Introduction, H. Spiecker, J. Hansen, H. Hasenauer, E. Klimo, J.-P. Skovsgaard, H. Sterba and K. von Teuffel
Chapter 1 Glossary of terms and definitions relevant for conversion, Hubert Hasenauer
Chapter 2 History of secondary spruce forests in Europe, Elisabeth Johann, Mauro Agnoletti, Anna-Lena Axelsson, Matthias Bürgi, Lars Östlund, Xavier Rochel, Uwe Ernst Schmidt, Anton Schuler, Jens-Peter Skovsgaard and Verena Winiwarter
Chapter 3 Present distribution of secondary Norway spruce in Europe, Konstantin von Teuffel, Barbara Heinrich and Manuela Baumgarten
Chapter 4 Conversion of coniferous forests in social and political perspectives: Findings from selected countries with special respect to Germany, Ulrich Schraml and Karl-Reinhard. Volz

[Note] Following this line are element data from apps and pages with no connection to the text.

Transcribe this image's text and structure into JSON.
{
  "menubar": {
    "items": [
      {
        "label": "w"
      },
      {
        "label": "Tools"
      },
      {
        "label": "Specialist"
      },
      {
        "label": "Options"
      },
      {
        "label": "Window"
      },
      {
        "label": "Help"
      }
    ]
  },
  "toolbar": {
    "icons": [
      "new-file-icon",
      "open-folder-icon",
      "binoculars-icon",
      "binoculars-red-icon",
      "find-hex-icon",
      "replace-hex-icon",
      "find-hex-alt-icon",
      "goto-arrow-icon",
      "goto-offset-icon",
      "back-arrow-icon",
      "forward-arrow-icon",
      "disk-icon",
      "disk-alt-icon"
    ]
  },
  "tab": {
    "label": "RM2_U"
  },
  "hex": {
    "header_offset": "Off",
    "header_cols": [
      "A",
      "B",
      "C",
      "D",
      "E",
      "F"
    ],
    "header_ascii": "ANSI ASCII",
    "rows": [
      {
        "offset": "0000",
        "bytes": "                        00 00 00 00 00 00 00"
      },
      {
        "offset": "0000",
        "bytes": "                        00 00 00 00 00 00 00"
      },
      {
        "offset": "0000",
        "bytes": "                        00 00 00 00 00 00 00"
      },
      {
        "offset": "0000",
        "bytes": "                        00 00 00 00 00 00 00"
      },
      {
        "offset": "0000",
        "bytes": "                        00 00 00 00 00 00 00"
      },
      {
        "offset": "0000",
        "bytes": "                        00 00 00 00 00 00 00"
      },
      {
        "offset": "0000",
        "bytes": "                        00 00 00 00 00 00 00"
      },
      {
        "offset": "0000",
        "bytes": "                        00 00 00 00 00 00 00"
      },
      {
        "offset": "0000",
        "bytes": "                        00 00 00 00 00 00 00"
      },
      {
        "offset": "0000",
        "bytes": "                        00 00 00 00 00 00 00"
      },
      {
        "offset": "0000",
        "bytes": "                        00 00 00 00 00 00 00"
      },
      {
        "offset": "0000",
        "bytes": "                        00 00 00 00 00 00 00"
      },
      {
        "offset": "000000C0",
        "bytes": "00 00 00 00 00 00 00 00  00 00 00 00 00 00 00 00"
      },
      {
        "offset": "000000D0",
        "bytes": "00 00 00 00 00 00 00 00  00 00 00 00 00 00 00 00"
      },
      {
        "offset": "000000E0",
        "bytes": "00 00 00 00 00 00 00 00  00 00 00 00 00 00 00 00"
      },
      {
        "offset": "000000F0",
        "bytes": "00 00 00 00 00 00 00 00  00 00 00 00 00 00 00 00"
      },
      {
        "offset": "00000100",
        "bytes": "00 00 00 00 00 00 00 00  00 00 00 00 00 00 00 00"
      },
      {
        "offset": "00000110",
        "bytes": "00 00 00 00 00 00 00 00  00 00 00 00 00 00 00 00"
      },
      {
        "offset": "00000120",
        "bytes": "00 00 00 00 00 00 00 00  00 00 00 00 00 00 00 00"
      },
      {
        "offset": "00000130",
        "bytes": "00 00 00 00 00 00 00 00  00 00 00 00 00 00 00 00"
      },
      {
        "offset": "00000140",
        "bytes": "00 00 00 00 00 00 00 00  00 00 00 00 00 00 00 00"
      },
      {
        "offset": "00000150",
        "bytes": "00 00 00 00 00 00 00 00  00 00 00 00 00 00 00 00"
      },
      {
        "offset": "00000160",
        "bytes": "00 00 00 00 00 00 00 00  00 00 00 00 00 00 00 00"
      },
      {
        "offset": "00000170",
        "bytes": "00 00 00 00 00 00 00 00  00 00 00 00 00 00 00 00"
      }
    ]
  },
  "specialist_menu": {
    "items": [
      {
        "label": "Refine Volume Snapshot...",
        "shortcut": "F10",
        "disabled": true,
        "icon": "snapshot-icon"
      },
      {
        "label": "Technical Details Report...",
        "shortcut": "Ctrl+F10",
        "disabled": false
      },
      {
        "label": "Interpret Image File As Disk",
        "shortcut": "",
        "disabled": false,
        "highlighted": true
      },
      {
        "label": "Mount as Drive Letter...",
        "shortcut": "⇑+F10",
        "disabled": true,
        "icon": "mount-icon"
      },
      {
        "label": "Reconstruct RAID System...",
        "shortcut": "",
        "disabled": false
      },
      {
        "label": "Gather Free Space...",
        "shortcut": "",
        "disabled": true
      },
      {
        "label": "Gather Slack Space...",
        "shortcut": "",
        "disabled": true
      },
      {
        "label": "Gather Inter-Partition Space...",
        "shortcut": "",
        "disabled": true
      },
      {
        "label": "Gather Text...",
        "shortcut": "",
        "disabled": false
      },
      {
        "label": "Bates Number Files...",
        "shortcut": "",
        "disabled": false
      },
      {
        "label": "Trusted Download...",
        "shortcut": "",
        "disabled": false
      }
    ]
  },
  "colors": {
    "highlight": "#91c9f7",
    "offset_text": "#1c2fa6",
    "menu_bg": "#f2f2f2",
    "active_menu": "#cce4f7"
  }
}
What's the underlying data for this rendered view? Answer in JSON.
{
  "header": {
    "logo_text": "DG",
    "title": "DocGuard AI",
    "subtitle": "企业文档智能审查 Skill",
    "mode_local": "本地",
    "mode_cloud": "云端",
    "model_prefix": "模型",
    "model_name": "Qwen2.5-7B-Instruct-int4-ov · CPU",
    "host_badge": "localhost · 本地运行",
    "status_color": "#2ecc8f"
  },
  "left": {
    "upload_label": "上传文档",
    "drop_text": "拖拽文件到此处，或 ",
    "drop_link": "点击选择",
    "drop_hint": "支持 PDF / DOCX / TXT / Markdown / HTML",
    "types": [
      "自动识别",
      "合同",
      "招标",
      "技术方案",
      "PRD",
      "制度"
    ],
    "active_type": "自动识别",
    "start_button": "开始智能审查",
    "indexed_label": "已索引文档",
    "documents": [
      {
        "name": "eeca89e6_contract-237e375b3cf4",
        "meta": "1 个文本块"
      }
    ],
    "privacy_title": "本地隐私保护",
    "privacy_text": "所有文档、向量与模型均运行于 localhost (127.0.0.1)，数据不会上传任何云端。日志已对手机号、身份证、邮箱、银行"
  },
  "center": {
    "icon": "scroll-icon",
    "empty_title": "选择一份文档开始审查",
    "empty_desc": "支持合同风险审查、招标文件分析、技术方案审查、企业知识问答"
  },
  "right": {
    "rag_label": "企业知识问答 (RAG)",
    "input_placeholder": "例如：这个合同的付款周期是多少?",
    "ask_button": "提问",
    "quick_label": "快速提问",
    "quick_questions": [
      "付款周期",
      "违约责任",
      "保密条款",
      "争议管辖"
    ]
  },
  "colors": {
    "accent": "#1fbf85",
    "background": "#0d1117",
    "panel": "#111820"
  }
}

Chapter 5 Silvicultural strategies for conversion, Burghard von Lüpke, Christian Ammer, Max Bruciamacchie, Andreas Brunner, Jan Ceitel, Catherine Collet, Christine Deuleuze, Jonathan Diplacido, Jürgen Huss, Jaroslav Jankoviè, Petr Kantor, J. Bo Larsen, Manfred Lexer, Magnus Löf, Roman Longauer, Palle Madsen, Jerzy Modrzyñski, Reinhard Mosandl, Axel Pampe, Arne Pommerening, Igor Štefanèik, Vladimir Tesaø, Richard Thompson and Jacek Zientarski
Chapter 6 Ecological consequences of conversion, Jiøí Kulhavý, Torsten. Berger, Vladimír Èaboun, Axel Gottlein, Blahomil Grunda, Richard Heitz, Petr Kantor, Emil Klimo, Bohumír Lomský, Stanislav Niemtur, Karl-Eugen Rehfuess, Marian Slodièák, Hubert Sterba and Lars Vesterdal
Chapter 7 Operational factors influencing the efficiency in conversion, Tomas Nordfjell, Manuela Bacher, Lennart Eriksson, Jiri Kadlec, Karl Stampfer, Kjell Suadicani, Marian Suwala and Bruce Talbot
Chapter 8 Business economics of conversion and transformation - A case study of Norway spruce in Northern Germany, Jette Bredahl Jacobsen, Bernhard Möhring and Christian Wippermann